Collected data
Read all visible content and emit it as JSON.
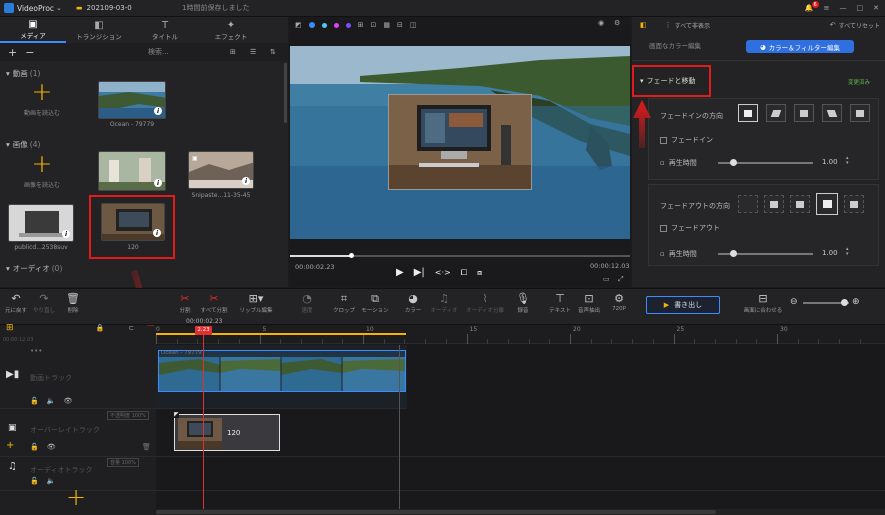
{
  "app": {
    "name": "VideoProc",
    "project": "202109-03-0",
    "autosave": "1時間前保存しました",
    "notif_count": "6"
  },
  "tabs": [
    {
      "label": "メディア",
      "icon": "media-icon"
    },
    {
      "label": "トランジション",
      "icon": "transition-icon"
    },
    {
      "label": "タイトル",
      "icon": "title-icon"
    },
    {
      "label": "エフェクト",
      "icon": "effect-icon"
    }
  ],
  "media_tools": {
    "add": "+",
    "remove": "−",
    "search_placeholder": "検索..."
  },
  "categories": {
    "video": {
      "title": "動画",
      "count": "(1)",
      "add_label": "動画を読込む",
      "items": [
        {
          "name": "Ocean - 79779"
        }
      ]
    },
    "image": {
      "title": "画像",
      "count": "(4)",
      "add_label": "画像を読込む",
      "items": [
        {
          "name": ""
        },
        {
          "name": "Snipaste...11-35-45"
        },
        {
          "name": "publicd...2538suv"
        },
        {
          "name": "120"
        }
      ]
    },
    "audio": {
      "title": "オーディオ",
      "count": "(0)"
    }
  },
  "preview": {
    "time_current": "00:00:02.23",
    "time_total": "00:00:12.03",
    "progress": 0.18
  },
  "right_panel": {
    "tab_label": "すべて非表示",
    "reset_label": "すべてリセット",
    "color_edit_label": "画面なカラー編集",
    "color_filter_btn": "カラー＆フィルター編集",
    "section_title": "フェードと移動",
    "applied_label": "変更済み",
    "fade_in": {
      "direction_label": "フェードインの方向",
      "checkbox_label": "フェードイン",
      "duration_label": "再生時間",
      "duration_value": "1.00"
    },
    "fade_out": {
      "direction_label": "フェードアウトの方向",
      "checkbox_label": "フェードアウト",
      "duration_label": "再生時間",
      "duration_value": "1.00"
    }
  },
  "toolbar": {
    "undo": "元に戻す",
    "redo": "やり直し",
    "delete": "削除",
    "split": "分割",
    "split_all": "すべて分割",
    "ripple": "リップル編集",
    "speed": "速度",
    "crop": "クロップ",
    "motion": "モーション",
    "color": "カラー",
    "audio": "オーディオ",
    "audio_split": "オーディオ分離",
    "record": "録音",
    "text": "テキスト",
    "extract": "音声抽出",
    "res": "720P",
    "export": "書き出し",
    "fit": "画面に合わせる",
    "zoom": 0.9
  },
  "timeline": {
    "playhead_time": "00:00:02.23",
    "playhead_label": "2.23",
    "ticks": [
      "0",
      "5",
      "10",
      "15",
      "20",
      "25",
      "30"
    ],
    "left_time": "00:00:12.03",
    "video_track": {
      "label": "動画トラック",
      "clip_name": "Ocean - 79779"
    },
    "overlay_track": {
      "label": "オーバーレイトラック",
      "badge": "不透明度 100%",
      "clip_name": "120"
    },
    "audio_track": {
      "label": "オーディオトラック",
      "badge": "音量 100%"
    }
  },
  "colors": {
    "accent": "#3b8cff",
    "highlight": "#e31b1b",
    "plus": "#f4b400",
    "playhead": "#e03030"
  }
}
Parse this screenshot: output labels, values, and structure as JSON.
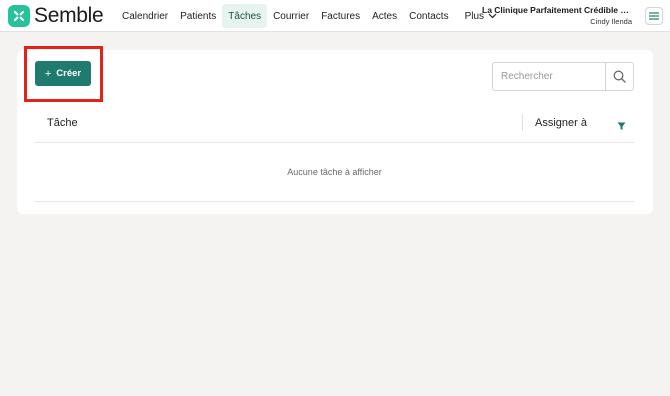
{
  "brand": {
    "name": "Semble"
  },
  "nav": {
    "items": [
      {
        "label": "Calendrier"
      },
      {
        "label": "Patients"
      },
      {
        "label": "Tâches"
      },
      {
        "label": "Courrier"
      },
      {
        "label": "Factures"
      },
      {
        "label": "Actes"
      },
      {
        "label": "Contacts"
      },
      {
        "label": "Plus"
      }
    ],
    "active": "Tâches"
  },
  "account": {
    "clinic_name": "La Clinique Parfaitement Crédible d...",
    "user_name": "Cindy Ilenda"
  },
  "toolbar": {
    "create_label": "Créer",
    "search_placeholder": "Rechercher"
  },
  "table": {
    "columns": [
      "Tâche",
      "Assigner à"
    ],
    "empty_message": "Aucune tâche à afficher"
  },
  "colors": {
    "accent": "#1f7a70",
    "brand": "#27c29a",
    "highlight": "#e0241b",
    "active_tab_bg": "#e6f3ef"
  }
}
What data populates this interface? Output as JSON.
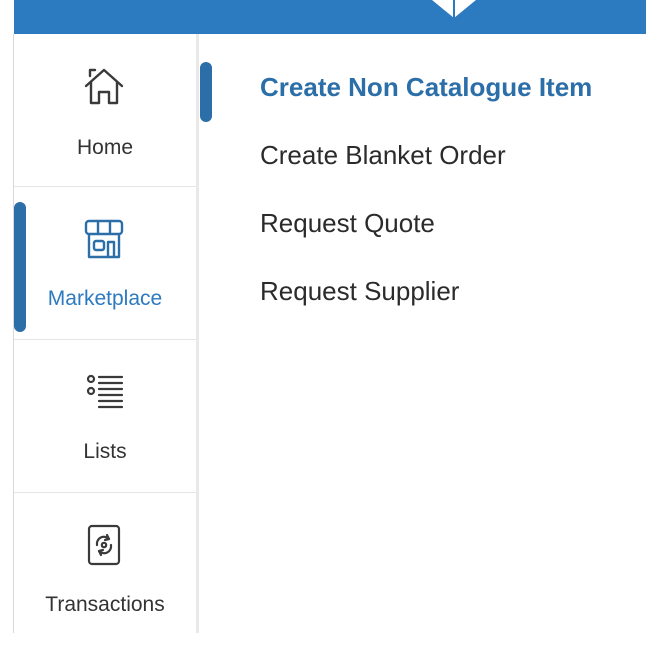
{
  "colors": {
    "header": "#2c7ac0",
    "accent": "#2c6fa8",
    "text": "#2b2b2b"
  },
  "sidebar": {
    "items": [
      {
        "label": "Home",
        "icon": "home-icon"
      },
      {
        "label": "Marketplace",
        "icon": "storefront-icon",
        "active": true
      },
      {
        "label": "Lists",
        "icon": "list-icon"
      },
      {
        "label": "Transactions",
        "icon": "transactions-icon"
      }
    ]
  },
  "submenu": {
    "items": [
      {
        "label": "Create Non Catalogue Item",
        "active": true
      },
      {
        "label": "Create Blanket Order"
      },
      {
        "label": "Request Quote"
      },
      {
        "label": "Request Supplier"
      }
    ]
  }
}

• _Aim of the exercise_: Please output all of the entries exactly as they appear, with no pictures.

• _Answer section_:
Read all visible content and emit it as JSON.
{
  "app": {
    "name": "VideoProc",
    "project": "202109-03-0",
    "autosave": "1時間前保存しました",
    "notif_count": "6"
  },
  "tabs": [
    {
      "label": "メディア",
      "icon": "media-icon"
    },
    {
      "label": "トランジション",
      "icon": "transition-icon"
    },
    {
      "label": "タイトル",
      "icon": "title-icon"
    },
    {
      "label": "エフェクト",
      "icon": "effect-icon"
    }
  ],
  "media_tools": {
    "add": "+",
    "remove": "−",
    "search_placeholder": "検索..."
  },
  "categories": {
    "video": {
      "title": "動画",
      "count": "(1)",
      "add_label": "動画を読込む",
      "items": [
        {
          "name": "Ocean - 79779"
        }
      ]
    },
    "image": {
      "title": "画像",
      "count": "(4)",
      "add_label": "画像を読込む",
      "items": [
        {
          "name": ""
        },
        {
          "name": "Snipaste...11-35-45"
        },
        {
          "name": "publicd...2538suv"
        },
        {
          "name": "120"
        }
      ]
    },
    "audio": {
      "title": "オーディオ",
      "count": "(0)"
    }
  },
  "preview": {
    "time_current": "00:00:02.23",
    "time_total": "00:00:12.03",
    "progress": 0.18
  },
  "right_panel": {
    "tab_label": "すべて非表示",
    "reset_label": "すべてリセット",
    "color_edit_label": "画面なカラー編集",
    "color_filter_btn": "カラー＆フィルター編集",
    "section_title": "フェードと移動",
    "applied_label": "変更済み",
    "fade_in": {
      "direction_label": "フェードインの方向",
      "checkbox_label": "フェードイン",
      "duration_label": "再生時間",
      "duration_value": "1.00"
    },
    "fade_out": {
      "direction_label": "フェードアウトの方向",
      "checkbox_label": "フェードアウト",
      "duration_label": "再生時間",
      "duration_value": "1.00"
    }
  },
  "toolbar": {
    "undo": "元に戻す",
    "redo": "やり直し",
    "delete": "削除",
    "split": "分割",
    "split_all": "すべて分割",
    "ripple": "リップル編集",
    "speed": "速度",
    "crop": "クロップ",
    "motion": "モーション",
    "color": "カラー",
    "audio": "オーディオ",
    "audio_split": "オーディオ分離",
    "record": "録音",
    "text": "テキスト",
    "extract": "音声抽出",
    "res": "720P",
    "export": "書き出し",
    "fit": "画面に合わせる",
    "zoom": 0.9
  },
  "timeline": {
    "playhead_time": "00:00:02.23",
    "playhead_label": "2.23",
    "ticks": [
      "0",
      "5",
      "10",
      "15",
      "20",
      "25",
      "30"
    ],
    "left_time": "00:00:12.03",
    "video_track": {
      "label": "動画トラック",
      "clip_name": "Ocean - 79779"
    },
    "overlay_track": {
      "label": "オーバーレイトラック",
      "badge": "不透明度 100%",
      "clip_name": "120"
    },
    "audio_track": {
      "label": "オーディオトラック",
      "badge": "音量 100%"
    }
  },
  "colors": {
    "accent": "#3b8cff",
    "highlight": "#e31b1b",
    "plus": "#f4b400",
    "playhead": "#e03030"
  }
}
Parse this screenshot: output labels, values, and structure as JSON.
{
  "brand": {
    "name": "Semble"
  },
  "nav": {
    "items": [
      {
        "label": "Calendrier"
      },
      {
        "label": "Patients"
      },
      {
        "label": "Tâches"
      },
      {
        "label": "Courrier"
      },
      {
        "label": "Factures"
      },
      {
        "label": "Actes"
      },
      {
        "label": "Contacts"
      },
      {
        "label": "Plus"
      }
    ],
    "active": "Tâches"
  },
  "account": {
    "clinic_name": "La Clinique Parfaitement Crédible d...",
    "user_name": "Cindy Ilenda"
  },
  "toolbar": {
    "create_label": "Créer",
    "search_placeholder": "Rechercher"
  },
  "table": {
    "columns": [
      "Tâche",
      "Assigner à"
    ],
    "empty_message": "Aucune tâche à afficher"
  },
  "colors": {
    "accent": "#1f7a70",
    "brand": "#27c29a",
    "highlight": "#e0241b",
    "active_tab_bg": "#e6f3ef"
  }
}
What data populates this interface? Output as JSON.
{
  "colors": {
    "header": "#2c7ac0",
    "accent": "#2c6fa8",
    "text": "#2b2b2b"
  },
  "sidebar": {
    "items": [
      {
        "label": "Home",
        "icon": "home-icon"
      },
      {
        "label": "Marketplace",
        "icon": "storefront-icon",
        "active": true
      },
      {
        "label": "Lists",
        "icon": "list-icon"
      },
      {
        "label": "Transactions",
        "icon": "transactions-icon"
      }
    ]
  },
  "submenu": {
    "items": [
      {
        "label": "Create Non Catalogue Item",
        "active": true
      },
      {
        "label": "Create Blanket Order"
      },
      {
        "label": "Request Quote"
      },
      {
        "label": "Request Supplier"
      }
    ]
  }
}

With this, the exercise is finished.